The fighting commenced early on the morning of October 8, when troops from the 10th Indiana and 7th Arkansas exchanged shots over a water source. Wishing to secure the water, Buell ordered the division of Brigadier General Philip Sheridan forward to capture Peters Hill. This was done and the Confederates were driven away. Returning to his troops, Bragg believed that the main Union army was located near Frankfort and sent orders ahead to Polk to attack the Union troops near Perryville. Arriving in town, he was angered to find that his men had taken defensive positions.
Battle of Perryville - The Union Holds:
On the Union side, Buell's three corps were strung out to the west of Perryville, with Major General Alexander McCook's I Corps to the north, Major General Charles Gilbert's III Corps in the center, and Major General Thomas Crittenden's II Corps far to the south. As Buell was unavailable, there was little coordination between the corps and McCook's men bore the brunt of the fighting on the 8th. Focusing the bulk of his army on McCook's position, Bragg issued orders for three attacks to proceed en echelon. Due to an acoustic shadow, Buell was unaware of the scope of the battle until late in the day.

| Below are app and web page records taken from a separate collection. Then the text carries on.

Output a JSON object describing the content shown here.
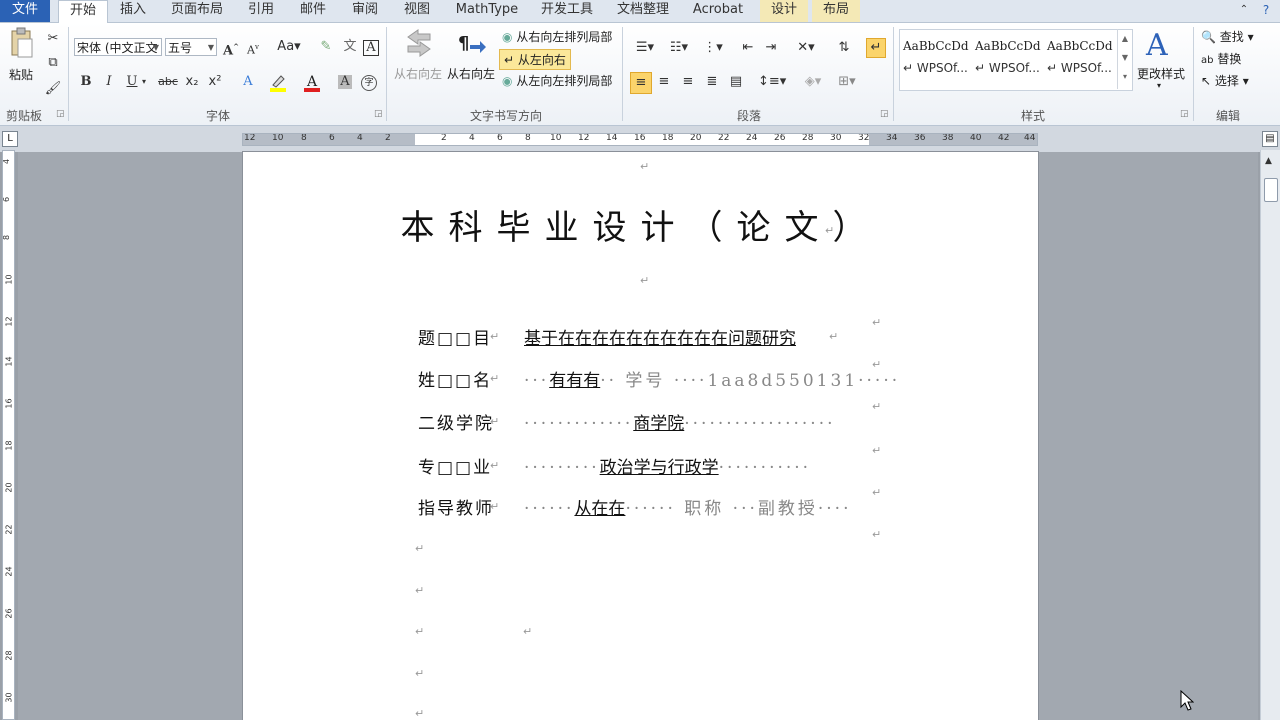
{
  "tabs": [
    "文件",
    "开始",
    "插入",
    "页面布局",
    "引用",
    "邮件",
    "审阅",
    "视图",
    "MathType",
    "开发工具",
    "文档整理",
    "Acrobat",
    "设计",
    "布局"
  ],
  "clipboard": {
    "paste": "粘贴",
    "group": "剪贴板"
  },
  "font": {
    "name": "宋体 (中文正文",
    "size": "五号",
    "group": "字体",
    "bold": "B",
    "italic": "I",
    "underline": "U",
    "strike": "abc",
    "sub": "x₂",
    "sup": "x²",
    "grow": "A",
    "shrink": "A",
    "case": "Aa"
  },
  "direction": {
    "rtl_label": "从右向左",
    "ltr_label": "从右向左",
    "rtl_part": "从右向左排列局部",
    "ltr": "从左向右",
    "ltr_part": "从左向左排列局部",
    "group": "文字书写方向"
  },
  "paragraph": {
    "group": "段落"
  },
  "styles": {
    "items": [
      {
        "sample": "AaBbCcDd",
        "name": "↵ WPSOf..."
      },
      {
        "sample": "AaBbCcDd",
        "name": "↵ WPSOf..."
      },
      {
        "sample": "AaBbCcDd",
        "name": "↵ WPSOf..."
      }
    ],
    "change": "更改样式",
    "group": "样式"
  },
  "editing": {
    "find": "查找",
    "replace": "替换",
    "select": "选择",
    "group": "编辑"
  },
  "ruler": {
    "h_left": [
      "12",
      "10",
      "8",
      "6",
      "4",
      "2"
    ],
    "h_mid": [
      "2",
      "4",
      "6",
      "8",
      "10",
      "12",
      "14",
      "16",
      "18",
      "20",
      "22",
      "24",
      "26",
      "28",
      "30",
      "32"
    ],
    "h_right": [
      "34",
      "36",
      "38",
      "40",
      "42",
      "44"
    ],
    "v": [
      "4",
      "6",
      "8",
      "10",
      "12",
      "14",
      "16",
      "18",
      "20",
      "22",
      "24",
      "26",
      "28",
      "30"
    ],
    "tab_marker": "L"
  },
  "document": {
    "title": "本科毕业设计（论文）",
    "rows": [
      {
        "label": "题□□目",
        "value_pre": "",
        "value": "基于在在在在在在在在在在问题研究",
        "value_post": ""
      },
      {
        "label": "姓□□名",
        "value_pre": "···",
        "value": "有有有",
        "value_post": "··  学号  ····1aa8d550131·····"
      },
      {
        "label": "二级学院",
        "value_pre": "·············",
        "value": "商学院",
        "value_post": "··················"
      },
      {
        "label": "专□□业",
        "value_pre": "·········",
        "value": "政治学与行政学",
        "value_post": "···········"
      },
      {
        "label": "指导教师",
        "value_pre": "······",
        "value": "从在在",
        "value_post": "······  职称  ···副教授····"
      }
    ],
    "para_mark": "↵",
    "end_mark": "↵"
  }
}
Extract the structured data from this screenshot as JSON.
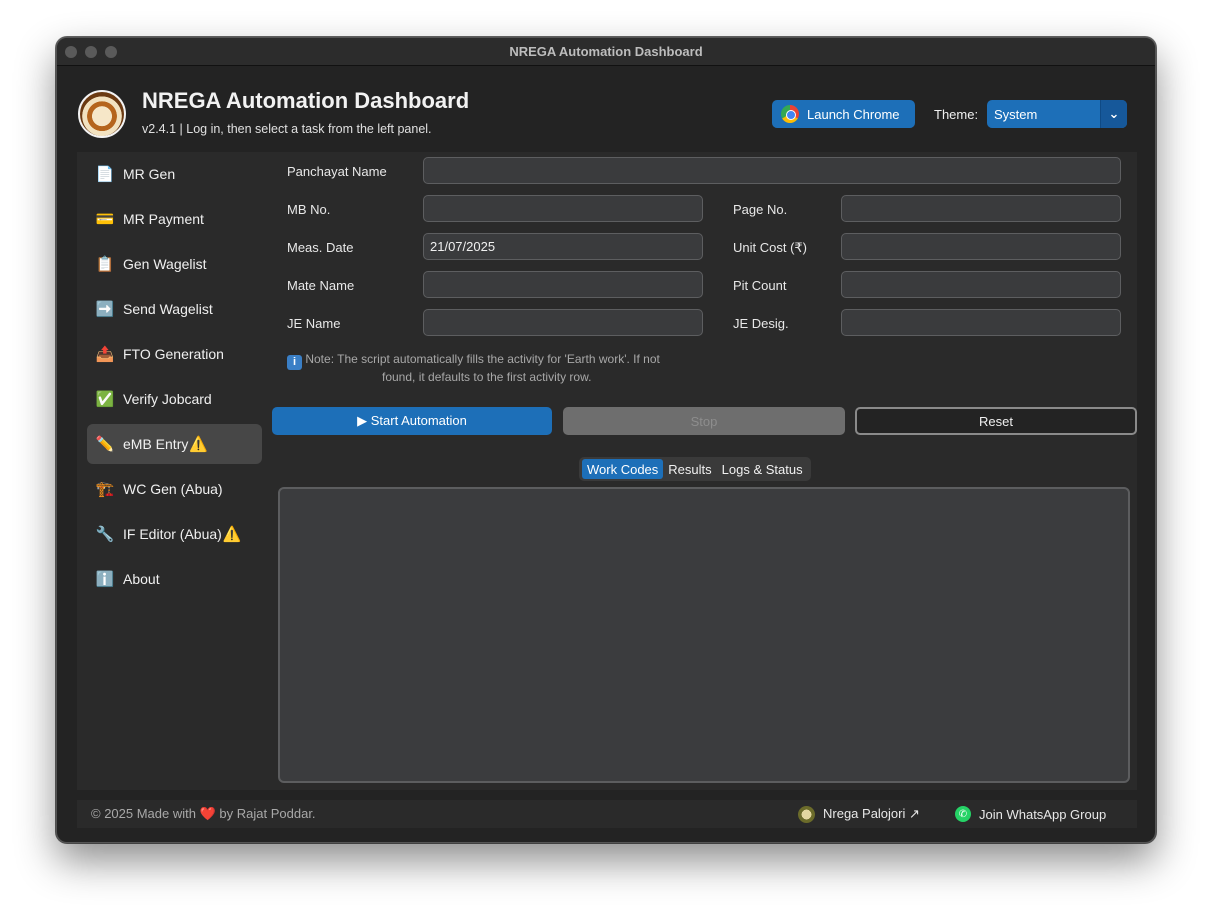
{
  "window": {
    "title": "NREGA Automation Dashboard"
  },
  "header": {
    "title": "NREGA Automation Dashboard",
    "subtitle": "v2.4.1 | Log in, then select a task from the left panel.",
    "launch_chrome_label": "Launch Chrome",
    "theme_label": "Theme:",
    "theme_value": "System"
  },
  "sidebar": {
    "items": [
      {
        "label": "MR Gen",
        "icon": "document-icon",
        "glyph": "📄",
        "warning": ""
      },
      {
        "label": "MR Payment",
        "icon": "credit-card-icon",
        "glyph": "💳",
        "warning": ""
      },
      {
        "label": "Gen Wagelist",
        "icon": "clipboard-icon",
        "glyph": "📋",
        "warning": ""
      },
      {
        "label": "Send Wagelist",
        "icon": "arrow-right-icon",
        "glyph": "➡️",
        "warning": ""
      },
      {
        "label": "FTO Generation",
        "icon": "outbox-tray-icon",
        "glyph": "📤",
        "warning": ""
      },
      {
        "label": "Verify Jobcard",
        "icon": "check-box-icon",
        "glyph": "✅",
        "warning": ""
      },
      {
        "label": "eMB Entry",
        "icon": "pencil-icon",
        "glyph": "✏️",
        "warning": "⚠️",
        "active": true
      },
      {
        "label": "WC Gen (Abua)",
        "icon": "construction-crane-icon",
        "glyph": "🏗️",
        "warning": ""
      },
      {
        "label": "IF Editor (Abua)",
        "icon": "wrench-icon",
        "glyph": "🔧",
        "warning": "⚠️"
      },
      {
        "label": "About",
        "icon": "info-icon",
        "glyph": "ℹ️",
        "warning": ""
      }
    ]
  },
  "form": {
    "panchayat_name": {
      "label": "Panchayat Name",
      "value": ""
    },
    "mb_no": {
      "label": "MB No.",
      "value": ""
    },
    "page_no": {
      "label": "Page No.",
      "value": ""
    },
    "meas_date": {
      "label": "Meas. Date",
      "value": "21/07/2025"
    },
    "unit_cost": {
      "label": "Unit Cost (₹)",
      "value": ""
    },
    "mate_name": {
      "label": "Mate Name",
      "value": ""
    },
    "pit_count": {
      "label": "Pit Count",
      "value": ""
    },
    "je_name": {
      "label": "JE Name",
      "value": ""
    },
    "je_desig": {
      "label": "JE Desig.",
      "value": ""
    },
    "note_line1": "Note: The script automatically fills the activity for 'Earth work'. If not",
    "note_line2": "found, it defaults to the first activity row."
  },
  "actions": {
    "start_label": "▶ Start Automation",
    "stop_label": "Stop",
    "reset_label": "Reset"
  },
  "tabs": {
    "items": [
      "Work Codes",
      "Results",
      "Logs & Status"
    ],
    "active": "Work Codes"
  },
  "footer": {
    "copyright_prefix": "© 2025 Made with",
    "heart": "❤️",
    "copyright_suffix": "by Rajat Poddar.",
    "palojori_label": "Nrega Palojori ↗",
    "whatsapp_label": "Join WhatsApp Group"
  },
  "colors": {
    "accent": "#1d6fb8",
    "window_bg": "#232323",
    "panel_bg": "#2a2a2a",
    "input_bg": "#3a3b3d",
    "warning": "#f5c518"
  }
}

Commencing at 2:00 PM, the first Confederate attack, led by Brigadier General Daniel S. Donelson, encountered stiff resistance and took heavy casualties from Union guns on a hill known as Open Knob. Seeing this, Major General Benjamin F. Cheatham sent Brigadier General George Maney's men forward to clear the hill. Storming up the slope, they overwhelmed the Union defenders and pursued them through a field to another ridge where they were stopped by Colonel John Starkweather's brigade. Falling back after heavy fighting, Starkweather established a strong position on ridge lined by a stone wall from which his men repulsed each subsequent assault.
At 2:45, troops in the Confederate center began their advance. Meeting intense fire from Brigadier General Lovell H. Rousseau's division, their attack was repulsed. At the same time, the brigades of Brigadier General Bushrod R. Johnson and Brigadier General Patrick R. Cleburne assaulted Colonel William H. Lytle's brigade. Fighting stone wall to stone wall, the Confederates slowly pushed Lytle's men back. Finally, Lytle's brigade, along with Colonel Leonard A. Harris' brigade, was able to halt the Confederate advance.
The final Confederate push came against McCook's center, located near the Dixville Crossroads. The assault, made by two Confederate brigades, was defeated by the arrival of Union reinforcements. These had arrived as a result of Buell finally learning of the battle around 4:00, and ordering Gilbert to send men to McCook's aid. At the same time, Sheridan's division on Peters Hill easily repulsed an attack by Colonel Samuel Powell's brigade. Though his brigade commanders wish to continue attacking, Polk halted the assaults near the crossroads and ended the battle.
Aftermath of the Battle of Perryville
The Battle of Perryville cost Buell 894 killed, 2,911 wounded, and 471 captured/missing, while Bragg's losses numbered 532 killed, 2,641 wounded, and 228 captured/missing. As a result of his performance during the battle, Buell was replaced with Major General William Rosecrans on October 24. Despite having won a tactical victory, Bragg's situation remained precarious as Crittenden's corps threatened his rear. After meeting with his officers that night, Bragg began retreating back to Tennessee, ultimately taking a position near Murfreesboro.